Adding a layer of varnish helps smooth the surface by covering up any dust particles and splinters that might be present.
If you’re not a fan of the varnished look, you can also add a layer of paint to your wood. This gives you the opportunity to brighten your final product.
Your Decal Isn’t Sticking to the Transfer Tape
Sometimes when you try to move a vinyl decal from the backing paper to the transfer tape, it doesn’t stick. We’ll take you through what to do when wall decals won’t stick.
This is simply because not all transfer tapes are good quality. They’re therefore not as sticky as they should be. Heavier vinyl types also need sticker transfer tapes. If your design makes use of glitter or foil vinyl, you’ll need to make use of a transfer tape with a stronger adhesive.
If you’ve reused the transfer tape a few times and are trying to use it again now, the problem might not be the quality of your transfer tape. As much as we support sustainability, transfer tapes can only be used so many times.
It might be time to replace yours.
Your Decal Isn’t Coming off the Transfer Tape
You might be having the opposite problem. Sometimes transfer tape can be too sticky, and your vinyl decal won’t come off it.
You have two options here. You can either buy transfer tape that’s less sticky, or you can make yours less sticky. It’s pretty easy to do.
You’ll need to stick your transfer tape to a few surfaces before sticking it to your vinyl. This makes the transfer tape less sticky, and you’ll be able to get the vinyl off it for transfer.
It’s as simple as sticking the tape to some fuzzy surfaces a few times. Some great examples are a pair of jeans or a blanket. The idea is that a few fibers from the fuzzy surface stick to the transfer tape.
This makes it slightly less sticky, but still sticky enough to transfer your vinyl.
My Heat Transfer Vinyl Won’t Stick
There are a few reasons your heat transfer vinyl might not be sticking. As usual, the first one is the quality of the vinyl. Cheap vinyl unfortunately doesn’t stick well.
Many people don’t know that vinyl has a shelf life. This means that if you’re trying to use heat transfer vinyl that’s been sitting in your crafting cupboard for years, it’s likely not going to work.
If that’s not the problem, your heat setting might be. Each vinyl decal has its own heat and pressing instructions, so it’s important to read them before you go ahead.
If you don’t press for long enough, your vinyl might not stick down properly. The corners will easily lift, especially if the vinyl is heat pressed onto a clothing item you’re going to wash.
If you’re using a regular iron and it’s too hot, this can ruin the adhesive. This means your vinyl won’t stick, no matter what you do.
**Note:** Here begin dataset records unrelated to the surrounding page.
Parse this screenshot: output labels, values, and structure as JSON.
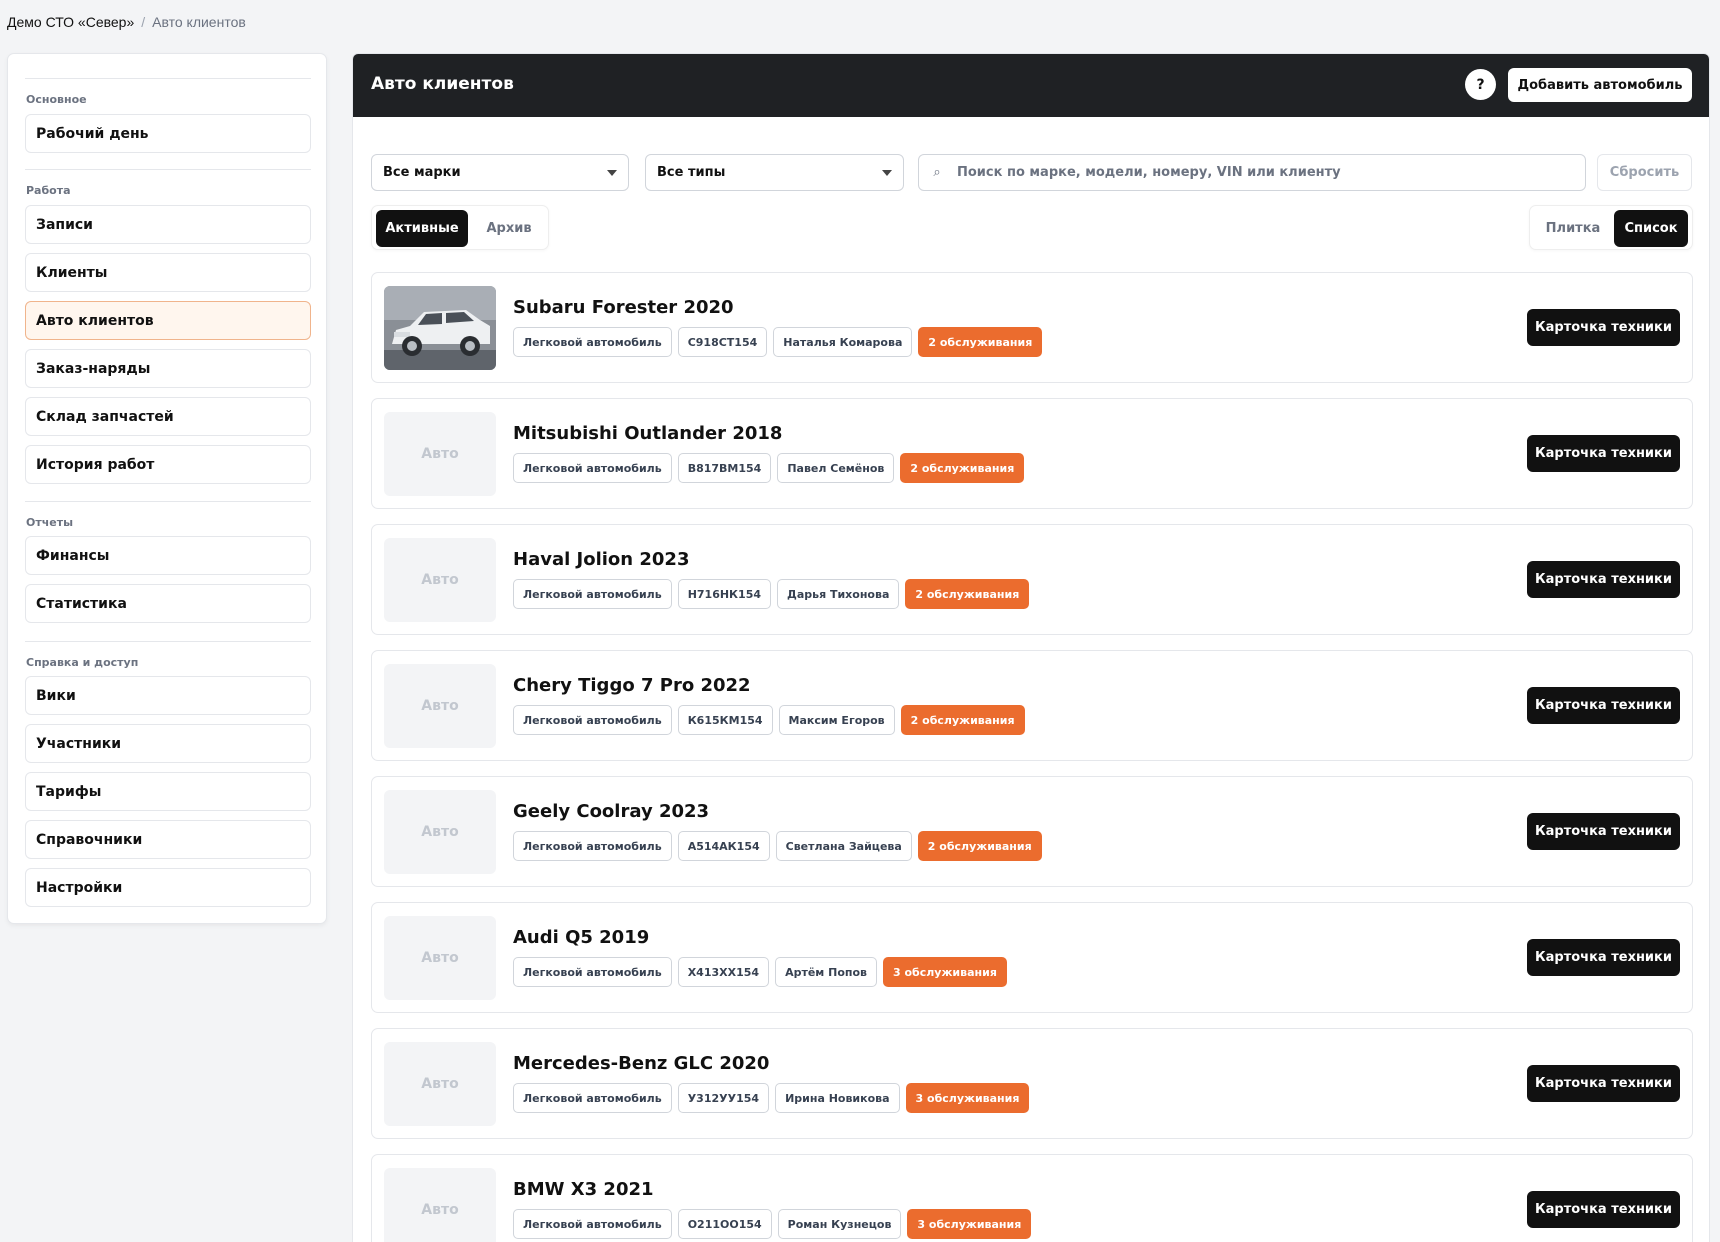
{
  "breadcrumb": {
    "root": "Демо СТО «Север»",
    "separator": "/",
    "current": "Авто клиентов"
  },
  "sidebar": {
    "sections": [
      {
        "title": "Основное",
        "items": [
          {
            "label": "Рабочий день"
          }
        ]
      },
      {
        "title": "Работа",
        "items": [
          {
            "label": "Записи"
          },
          {
            "label": "Клиенты"
          },
          {
            "label": "Авто клиентов",
            "active": true
          },
          {
            "label": "Заказ-наряды"
          },
          {
            "label": "Склад запчастей"
          },
          {
            "label": "История работ"
          }
        ]
      },
      {
        "title": "Отчеты",
        "items": [
          {
            "label": "Финансы"
          },
          {
            "label": "Статистика"
          }
        ]
      },
      {
        "title": "Справка и доступ",
        "items": [
          {
            "label": "Вики"
          },
          {
            "label": "Участники"
          },
          {
            "label": "Тарифы"
          },
          {
            "label": "Справочники"
          },
          {
            "label": "Настройки"
          }
        ]
      }
    ]
  },
  "main": {
    "title": "Авто клиентов",
    "help_label": "?",
    "add_label": "Добавить автомобиль",
    "filters": {
      "brand": "Все марки",
      "type": "Все типы",
      "search_placeholder": "Поиск по марке, модели, номеру, VIN или клиенту",
      "search_value": "",
      "search_icon": "⌕",
      "reset_label": "Сбросить"
    },
    "status_tabs": [
      {
        "label": "Активные",
        "selected": true
      },
      {
        "label": "Архив",
        "selected": false
      }
    ],
    "view_tabs": [
      {
        "label": "Плитка",
        "selected": false
      },
      {
        "label": "Список",
        "selected": true
      }
    ],
    "placeholder_thumb": "Авто",
    "card_button": "Карточка техники",
    "cars": [
      {
        "title": "Subaru Forester 2020",
        "type": "Легковой автомобиль",
        "plate": "С918СТ154",
        "owner": "Наталья Комарова",
        "services": "2 обслуживания",
        "has_photo": true
      },
      {
        "title": "Mitsubishi Outlander 2018",
        "type": "Легковой автомобиль",
        "plate": "В817ВМ154",
        "owner": "Павел Семёнов",
        "services": "2 обслуживания",
        "has_photo": false
      },
      {
        "title": "Haval Jolion 2023",
        "type": "Легковой автомобиль",
        "plate": "Н716НК154",
        "owner": "Дарья Тихонова",
        "services": "2 обслуживания",
        "has_photo": false
      },
      {
        "title": "Chery Tiggo 7 Pro 2022",
        "type": "Легковой автомобиль",
        "plate": "К615КМ154",
        "owner": "Максим Егоров",
        "services": "2 обслуживания",
        "has_photo": false
      },
      {
        "title": "Geely Coolray 2023",
        "type": "Легковой автомобиль",
        "plate": "А514АК154",
        "owner": "Светлана Зайцева",
        "services": "2 обслуживания",
        "has_photo": false
      },
      {
        "title": "Audi Q5 2019",
        "type": "Легковой автомобиль",
        "plate": "Х413ХХ154",
        "owner": "Артём Попов",
        "services": "3 обслуживания",
        "has_photo": false
      },
      {
        "title": "Mercedes-Benz GLC 2020",
        "type": "Легковой автомобиль",
        "plate": "У312УУ154",
        "owner": "Ирина Новикова",
        "services": "3 обслуживания",
        "has_photo": false
      },
      {
        "title": "BMW X3 2021",
        "type": "Легковой автомобиль",
        "plate": "О211ОО154",
        "owner": "Роман Кузнецов",
        "services": "3 обслуживания",
        "has_photo": false
      }
    ]
  },
  "colors": {
    "header_bg": "#1f2124",
    "accent_orange": "#eb6c2e",
    "active_nav_bg": "#fff6ee",
    "active_nav_border": "#f0b48c",
    "dark_button": "#111111"
  }
}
You’ll also need to make sure you’re using enough pressure. Think about it: professional heat presses use a lot of pressure to stick vinyl down. Using a regular iron at home is perfectly fine. You’ll just need to make sure you’re putting some elbow grease into it.
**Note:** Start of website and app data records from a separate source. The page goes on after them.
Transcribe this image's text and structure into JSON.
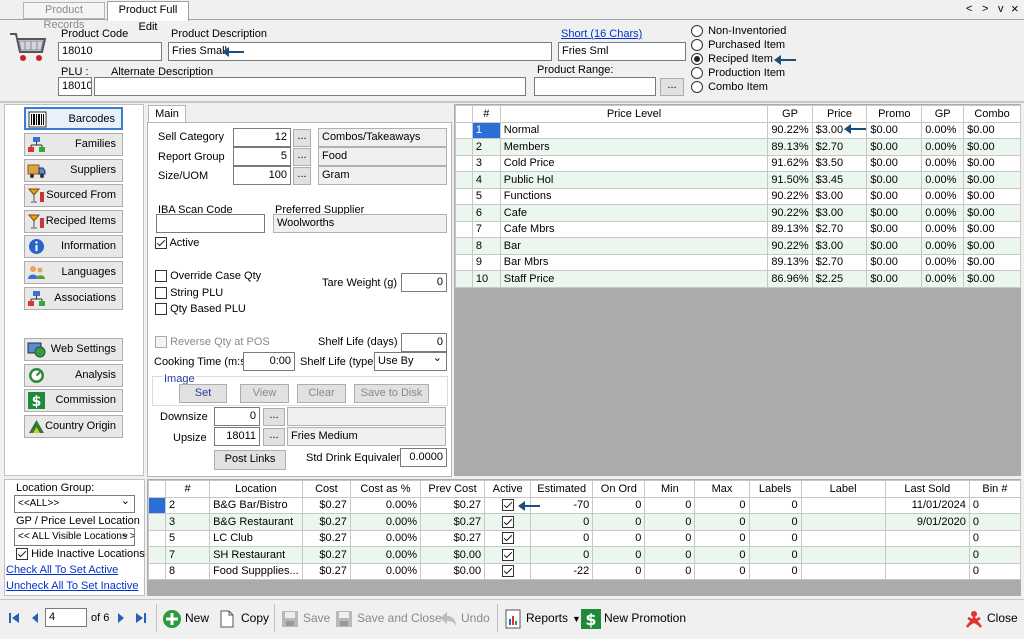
{
  "tabs": [
    "Product Records",
    "Product Full Edit"
  ],
  "window_controls": {
    "left": "<",
    "right": ">",
    "down": "v",
    "close": "×"
  },
  "header": {
    "product_code_label": "Product Code",
    "product_code": "18010",
    "description_label": "Product Description",
    "description": "Fries Small",
    "short_label": "Short (16 Chars)",
    "short": "Fries Sml",
    "plu_label": "PLU :",
    "plu": "18010",
    "alt_desc_label": "Alternate Description",
    "alt_desc": "",
    "range_label": "Product Range:",
    "range": "",
    "ellipsis": "...",
    "types": [
      "Non-Inventoried",
      "Purchased Item",
      "Reciped Item",
      "Production Item",
      "Combo Item"
    ],
    "selected_type": 2
  },
  "nav": {
    "items": [
      {
        "label": "Barcodes",
        "icon": "barcode-icon"
      },
      {
        "label": "Families",
        "icon": "hierarchy-icon"
      },
      {
        "label": "Suppliers",
        "icon": "truck-icon"
      },
      {
        "label": "Sourced From",
        "icon": "cocktail-icon"
      },
      {
        "label": "Reciped Items",
        "icon": "cocktail-icon"
      },
      {
        "label": "Information",
        "icon": "info-icon"
      },
      {
        "label": "Languages",
        "icon": "people-icon"
      },
      {
        "label": "Associations",
        "icon": "hierarchy-icon"
      },
      {
        "label": "Web Settings",
        "icon": "web-icon"
      },
      {
        "label": "Analysis",
        "icon": "gauge-icon"
      },
      {
        "label": "Commission",
        "icon": "dollar-icon"
      },
      {
        "label": "Country Origin",
        "icon": "map-icon"
      }
    ]
  },
  "main": {
    "tab": "Main",
    "sell_category_label": "Sell Category",
    "sell_category_num": "12",
    "sell_category": "Combos/Takeaways",
    "report_group_label": "Report Group",
    "report_group_num": "5",
    "report_group": "Food",
    "size_uom_label": "Size/UOM",
    "size_num": "100",
    "uom": "Gram",
    "iba_label": "IBA Scan Code",
    "iba": "",
    "pref_supplier_label": "Preferred Supplier",
    "pref_supplier": "Woolworths",
    "active_label": "Active",
    "override_case_label": "Override Case Qty",
    "string_plu_label": "String PLU",
    "qty_based_label": "Qty Based PLU",
    "tare_label": "Tare Weight (g) :",
    "tare": "0",
    "reverse_qty_label": "Reverse Qty at POS",
    "shelf_days_label": "Shelf Life (days) :",
    "shelf_days": "0",
    "cooking_label": "Cooking Time (m:s):",
    "cooking": "0:00",
    "shelf_type_label": "Shelf Life (type) :",
    "shelf_type": "Use By",
    "image_label": "Image",
    "image_buttons": [
      "Set",
      "View",
      "Clear",
      "Save to Disk"
    ],
    "downsize_label": "Downsize",
    "downsize_num": "0",
    "downsize": "",
    "upsize_label": "Upsize",
    "upsize_num": "18011",
    "upsize": "Fries Medium",
    "post_links": "Post Links",
    "std_drink_label": "Std Drink Equivalent:",
    "std_drink": "0.0000"
  },
  "price_table": {
    "headers": [
      "#",
      "Price Level",
      "GP",
      "Price",
      "Promo",
      "GP",
      "Combo"
    ],
    "rows": [
      [
        "1",
        "Normal",
        "90.22%",
        "$3.00",
        "$0.00",
        "0.00%",
        "$0.00"
      ],
      [
        "2",
        "Members",
        "89.13%",
        "$2.70",
        "$0.00",
        "0.00%",
        "$0.00"
      ],
      [
        "3",
        "Cold Price",
        "91.62%",
        "$3.50",
        "$0.00",
        "0.00%",
        "$0.00"
      ],
      [
        "4",
        "Public Hol",
        "91.50%",
        "$3.45",
        "$0.00",
        "0.00%",
        "$0.00"
      ],
      [
        "5",
        "Functions",
        "90.22%",
        "$3.00",
        "$0.00",
        "0.00%",
        "$0.00"
      ],
      [
        "6",
        "Cafe",
        "90.22%",
        "$3.00",
        "$0.00",
        "0.00%",
        "$0.00"
      ],
      [
        "7",
        "Cafe Mbrs",
        "89.13%",
        "$2.70",
        "$0.00",
        "0.00%",
        "$0.00"
      ],
      [
        "8",
        "Bar",
        "90.22%",
        "$3.00",
        "$0.00",
        "0.00%",
        "$0.00"
      ],
      [
        "9",
        "Bar Mbrs",
        "89.13%",
        "$2.70",
        "$0.00",
        "0.00%",
        "$0.00"
      ],
      [
        "10",
        "Staff Price",
        "86.96%",
        "$2.25",
        "$0.00",
        "0.00%",
        "$0.00"
      ]
    ]
  },
  "location_panel": {
    "group_label": "Location Group:",
    "group_value": "<<ALL>>",
    "gp_label": "GP / Price Level Location",
    "gp_value": "<< ALL Visible Locations >",
    "hide_inactive_label": "Hide Inactive Locations",
    "check_all": "Check All To Set Active",
    "uncheck_all": "Uncheck All To Set Inactive"
  },
  "location_table": {
    "headers": [
      "#",
      "Location",
      "Cost",
      "Cost as %",
      "Prev Cost",
      "Active",
      "Estimated",
      "On Ord",
      "Min",
      "Max",
      "Labels",
      "Label",
      "Last Sold",
      "Bin #"
    ],
    "rows": [
      [
        "2",
        "B&G Bar/Bistro",
        "$0.27",
        "0.00%",
        "$0.27",
        "-70",
        "0",
        "0",
        "0",
        "0",
        "",
        "11/01/2024",
        "0"
      ],
      [
        "3",
        "B&G Restaurant",
        "$0.27",
        "0.00%",
        "$0.27",
        "0",
        "0",
        "0",
        "0",
        "0",
        "",
        "9/01/2020",
        "0"
      ],
      [
        "5",
        "LC Club",
        "$0.27",
        "0.00%",
        "$0.27",
        "0",
        "0",
        "0",
        "0",
        "0",
        "",
        "",
        "0"
      ],
      [
        "7",
        "SH Restaurant",
        "$0.27",
        "0.00%",
        "$0.00",
        "0",
        "0",
        "0",
        "0",
        "0",
        "",
        "",
        "0"
      ],
      [
        "8",
        "Food Suppplies...",
        "$0.27",
        "0.00%",
        "$0.00",
        "-22",
        "0",
        "0",
        "0",
        "0",
        "",
        "",
        "0"
      ]
    ]
  },
  "bottom": {
    "record": "4",
    "of": "of 6",
    "new": "New",
    "copy": "Copy",
    "save": "Save",
    "save_close": "Save and Close",
    "undo": "Undo",
    "reports": "Reports",
    "new_promo": "New Promotion",
    "close": "Close"
  }
}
Did you enjoy reading our blog? Then consider checking other guides:
- Applying Vinyl Decals to Canvas
- How to Put Vinyl Decal on Curved Surface
- What Can You Put Vinyl Decals on
- Applying Vinyl Decals in Cold Weather
- How to Apply Window Decal
- How to Install Perforated Window Decal
- How to Apply Wall Decals
- Popular Vinyl Decals
- Types of Vinyl Decals
- Premium Vinyl Decals
- What Is a Vinyl Decal
- What Is Perforated Vinyl
- Classroom Door Vinyl Decals
- Vinyl Decals for Swimming Pools
- Wedding Vinyl Decals